### WHAT TO WORK ON
Lines below that include the word "Volume" should each be copied.

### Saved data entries
****************************************

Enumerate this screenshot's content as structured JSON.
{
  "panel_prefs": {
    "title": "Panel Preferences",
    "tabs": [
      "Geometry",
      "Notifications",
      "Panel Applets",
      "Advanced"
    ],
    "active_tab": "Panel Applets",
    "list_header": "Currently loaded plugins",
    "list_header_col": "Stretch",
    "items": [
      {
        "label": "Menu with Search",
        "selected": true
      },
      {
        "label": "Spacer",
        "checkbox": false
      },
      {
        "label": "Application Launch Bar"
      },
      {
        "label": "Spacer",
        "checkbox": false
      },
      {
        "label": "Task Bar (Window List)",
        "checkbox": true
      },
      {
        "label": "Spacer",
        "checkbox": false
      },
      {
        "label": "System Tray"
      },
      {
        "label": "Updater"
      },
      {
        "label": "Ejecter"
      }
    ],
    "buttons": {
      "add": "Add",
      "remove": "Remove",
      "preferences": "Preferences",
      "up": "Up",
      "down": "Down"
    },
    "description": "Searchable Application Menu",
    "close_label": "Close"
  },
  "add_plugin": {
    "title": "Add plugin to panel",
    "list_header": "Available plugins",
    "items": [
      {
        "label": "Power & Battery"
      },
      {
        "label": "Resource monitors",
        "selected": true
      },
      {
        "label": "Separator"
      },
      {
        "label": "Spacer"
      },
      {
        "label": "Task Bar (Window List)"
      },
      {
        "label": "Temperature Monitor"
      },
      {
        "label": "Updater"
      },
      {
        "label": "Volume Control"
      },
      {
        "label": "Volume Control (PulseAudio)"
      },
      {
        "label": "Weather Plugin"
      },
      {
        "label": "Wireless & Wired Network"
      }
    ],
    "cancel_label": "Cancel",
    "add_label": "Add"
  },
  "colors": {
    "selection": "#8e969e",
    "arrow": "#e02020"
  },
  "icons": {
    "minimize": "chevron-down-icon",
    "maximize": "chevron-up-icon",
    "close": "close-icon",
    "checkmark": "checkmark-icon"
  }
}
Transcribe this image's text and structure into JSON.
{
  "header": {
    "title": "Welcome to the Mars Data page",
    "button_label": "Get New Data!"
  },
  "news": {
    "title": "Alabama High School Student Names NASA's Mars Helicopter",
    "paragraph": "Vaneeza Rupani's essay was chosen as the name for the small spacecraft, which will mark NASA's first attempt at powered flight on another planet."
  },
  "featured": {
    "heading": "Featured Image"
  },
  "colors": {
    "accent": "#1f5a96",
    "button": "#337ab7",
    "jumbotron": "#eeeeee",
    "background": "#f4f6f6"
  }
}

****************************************

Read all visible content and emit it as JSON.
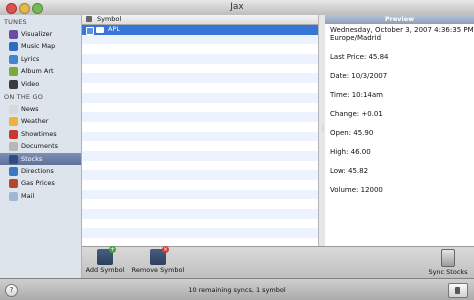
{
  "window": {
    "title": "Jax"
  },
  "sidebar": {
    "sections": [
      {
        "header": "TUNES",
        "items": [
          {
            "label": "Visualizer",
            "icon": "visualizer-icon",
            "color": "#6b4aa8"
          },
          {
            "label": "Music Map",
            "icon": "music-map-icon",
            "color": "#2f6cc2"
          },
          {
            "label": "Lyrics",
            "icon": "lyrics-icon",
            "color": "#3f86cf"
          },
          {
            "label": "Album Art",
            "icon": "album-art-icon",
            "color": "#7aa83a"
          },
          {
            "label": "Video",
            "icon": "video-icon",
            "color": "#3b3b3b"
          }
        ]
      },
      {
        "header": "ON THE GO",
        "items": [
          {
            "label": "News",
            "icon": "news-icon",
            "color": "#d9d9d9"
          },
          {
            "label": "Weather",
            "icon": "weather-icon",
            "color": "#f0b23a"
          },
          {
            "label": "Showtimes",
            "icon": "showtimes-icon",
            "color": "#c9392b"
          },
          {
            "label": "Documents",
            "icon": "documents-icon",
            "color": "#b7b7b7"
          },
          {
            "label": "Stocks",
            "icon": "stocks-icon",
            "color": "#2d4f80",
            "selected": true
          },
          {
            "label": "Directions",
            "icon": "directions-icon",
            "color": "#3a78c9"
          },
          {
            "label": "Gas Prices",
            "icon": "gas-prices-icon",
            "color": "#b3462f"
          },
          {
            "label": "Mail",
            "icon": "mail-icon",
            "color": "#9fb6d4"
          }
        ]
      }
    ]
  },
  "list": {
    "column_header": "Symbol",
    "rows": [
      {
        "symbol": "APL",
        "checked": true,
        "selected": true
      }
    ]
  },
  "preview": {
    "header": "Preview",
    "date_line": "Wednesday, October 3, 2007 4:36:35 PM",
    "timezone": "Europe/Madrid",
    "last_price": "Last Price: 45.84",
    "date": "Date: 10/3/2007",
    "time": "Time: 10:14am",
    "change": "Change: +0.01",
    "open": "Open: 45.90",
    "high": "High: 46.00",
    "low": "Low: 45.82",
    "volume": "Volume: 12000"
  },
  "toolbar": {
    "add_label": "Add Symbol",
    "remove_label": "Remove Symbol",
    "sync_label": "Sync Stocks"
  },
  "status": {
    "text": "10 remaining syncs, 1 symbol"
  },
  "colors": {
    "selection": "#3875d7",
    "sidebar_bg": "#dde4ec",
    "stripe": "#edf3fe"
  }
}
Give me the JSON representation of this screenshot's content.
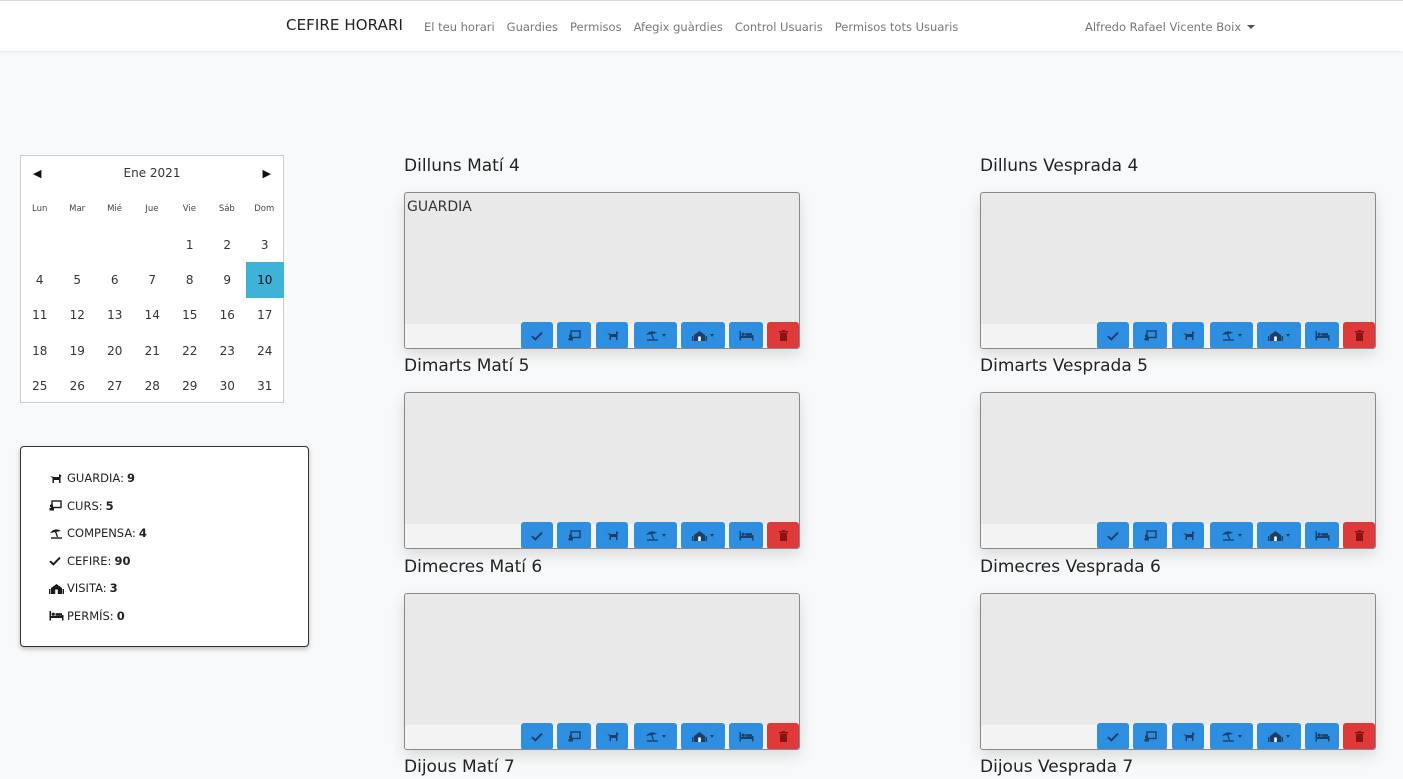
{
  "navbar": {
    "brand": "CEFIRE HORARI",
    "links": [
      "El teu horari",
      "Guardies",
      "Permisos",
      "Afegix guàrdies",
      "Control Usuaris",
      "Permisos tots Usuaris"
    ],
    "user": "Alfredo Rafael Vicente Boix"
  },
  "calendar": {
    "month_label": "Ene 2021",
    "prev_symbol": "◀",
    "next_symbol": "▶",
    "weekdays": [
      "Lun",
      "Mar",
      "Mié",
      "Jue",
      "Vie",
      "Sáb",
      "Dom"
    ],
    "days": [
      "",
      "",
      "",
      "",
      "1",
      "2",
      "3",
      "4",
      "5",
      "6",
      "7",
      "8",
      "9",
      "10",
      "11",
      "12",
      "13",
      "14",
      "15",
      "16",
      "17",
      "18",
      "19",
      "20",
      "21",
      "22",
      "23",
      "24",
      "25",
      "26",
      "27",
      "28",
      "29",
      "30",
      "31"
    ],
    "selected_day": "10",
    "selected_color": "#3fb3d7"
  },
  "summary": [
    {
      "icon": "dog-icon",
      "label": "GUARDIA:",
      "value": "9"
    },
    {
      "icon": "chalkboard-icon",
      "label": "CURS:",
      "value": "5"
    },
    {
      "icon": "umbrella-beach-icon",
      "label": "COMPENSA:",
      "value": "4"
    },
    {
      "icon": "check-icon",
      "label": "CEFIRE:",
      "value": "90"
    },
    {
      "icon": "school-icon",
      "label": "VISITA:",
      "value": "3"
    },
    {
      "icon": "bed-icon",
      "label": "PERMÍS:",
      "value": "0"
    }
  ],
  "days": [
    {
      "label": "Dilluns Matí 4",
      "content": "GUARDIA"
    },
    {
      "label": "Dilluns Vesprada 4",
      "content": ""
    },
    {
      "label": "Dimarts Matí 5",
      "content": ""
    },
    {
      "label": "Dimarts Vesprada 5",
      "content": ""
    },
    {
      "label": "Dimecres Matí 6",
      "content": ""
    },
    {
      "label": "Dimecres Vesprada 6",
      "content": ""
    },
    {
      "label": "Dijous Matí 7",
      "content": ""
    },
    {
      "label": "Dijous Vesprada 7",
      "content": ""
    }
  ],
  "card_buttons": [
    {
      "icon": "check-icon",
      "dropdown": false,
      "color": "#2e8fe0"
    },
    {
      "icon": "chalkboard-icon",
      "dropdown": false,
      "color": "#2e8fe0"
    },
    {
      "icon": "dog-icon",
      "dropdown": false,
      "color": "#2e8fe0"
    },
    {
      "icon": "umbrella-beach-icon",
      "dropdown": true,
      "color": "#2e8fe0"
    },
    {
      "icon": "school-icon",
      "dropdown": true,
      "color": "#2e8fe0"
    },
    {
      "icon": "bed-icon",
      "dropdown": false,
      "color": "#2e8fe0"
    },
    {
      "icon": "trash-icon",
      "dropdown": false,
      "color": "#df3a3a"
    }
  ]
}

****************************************

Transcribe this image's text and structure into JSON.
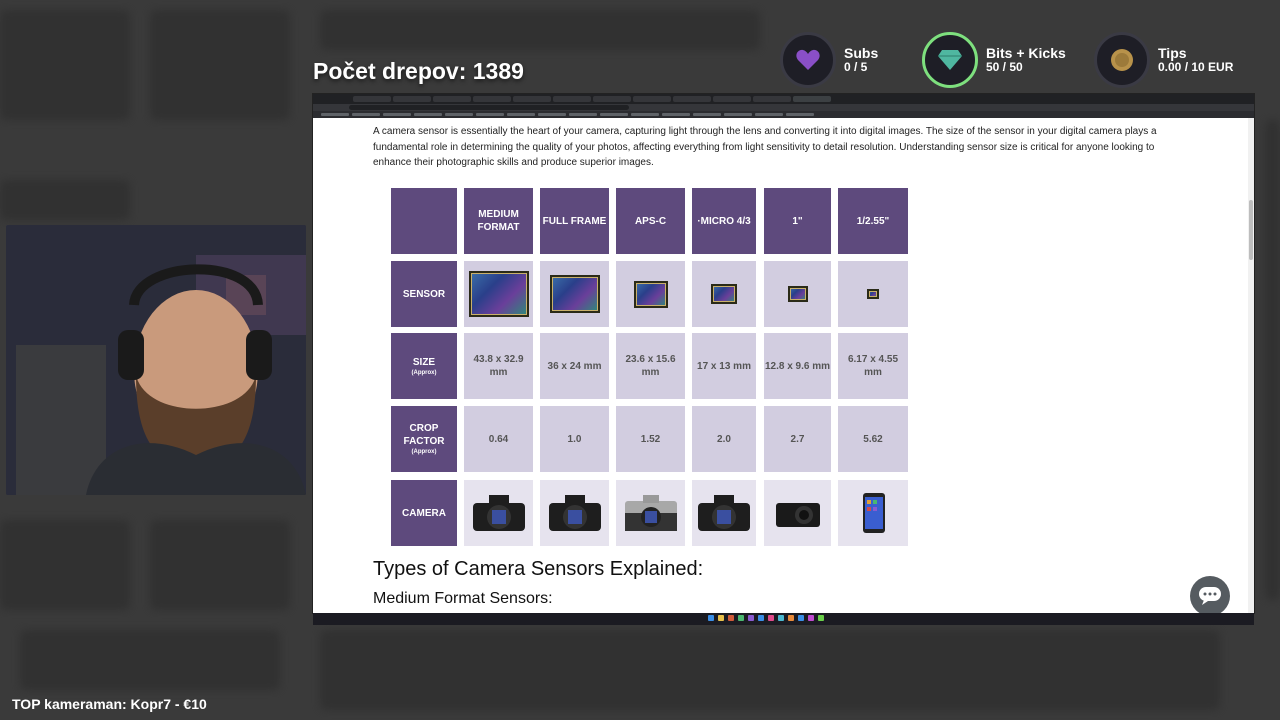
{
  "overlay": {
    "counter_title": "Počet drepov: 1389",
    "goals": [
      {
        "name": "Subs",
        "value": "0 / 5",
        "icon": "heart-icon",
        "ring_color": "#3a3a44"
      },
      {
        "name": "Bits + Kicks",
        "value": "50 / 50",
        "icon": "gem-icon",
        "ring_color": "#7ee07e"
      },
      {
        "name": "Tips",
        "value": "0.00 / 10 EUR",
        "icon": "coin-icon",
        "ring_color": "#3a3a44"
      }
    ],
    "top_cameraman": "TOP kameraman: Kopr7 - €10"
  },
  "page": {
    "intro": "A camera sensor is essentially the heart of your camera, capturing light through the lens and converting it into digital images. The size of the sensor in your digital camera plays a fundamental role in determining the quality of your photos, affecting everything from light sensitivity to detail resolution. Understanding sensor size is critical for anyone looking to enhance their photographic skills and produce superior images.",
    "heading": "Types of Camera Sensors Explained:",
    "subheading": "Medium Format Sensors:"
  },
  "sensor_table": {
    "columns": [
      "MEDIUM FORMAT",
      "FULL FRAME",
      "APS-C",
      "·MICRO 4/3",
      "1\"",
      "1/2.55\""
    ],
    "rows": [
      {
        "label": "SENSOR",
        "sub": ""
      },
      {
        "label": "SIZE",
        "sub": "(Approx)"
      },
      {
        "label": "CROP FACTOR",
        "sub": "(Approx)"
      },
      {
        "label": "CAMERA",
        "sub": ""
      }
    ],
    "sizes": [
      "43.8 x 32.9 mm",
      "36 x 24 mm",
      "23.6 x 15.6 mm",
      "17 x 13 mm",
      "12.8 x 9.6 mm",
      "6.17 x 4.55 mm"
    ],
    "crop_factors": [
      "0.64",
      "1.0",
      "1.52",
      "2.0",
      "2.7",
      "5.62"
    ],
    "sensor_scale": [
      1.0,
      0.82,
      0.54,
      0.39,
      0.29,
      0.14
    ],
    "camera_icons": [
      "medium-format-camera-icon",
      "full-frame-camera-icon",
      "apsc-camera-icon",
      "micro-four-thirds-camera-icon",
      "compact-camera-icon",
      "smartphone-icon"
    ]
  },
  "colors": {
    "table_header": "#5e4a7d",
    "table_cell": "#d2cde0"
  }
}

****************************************

### RESULT OF THIS TASK
        "label": "Volume Control"
        "label": "Volume Control (PulseAudio)"
    "volume": "Volume: 12000"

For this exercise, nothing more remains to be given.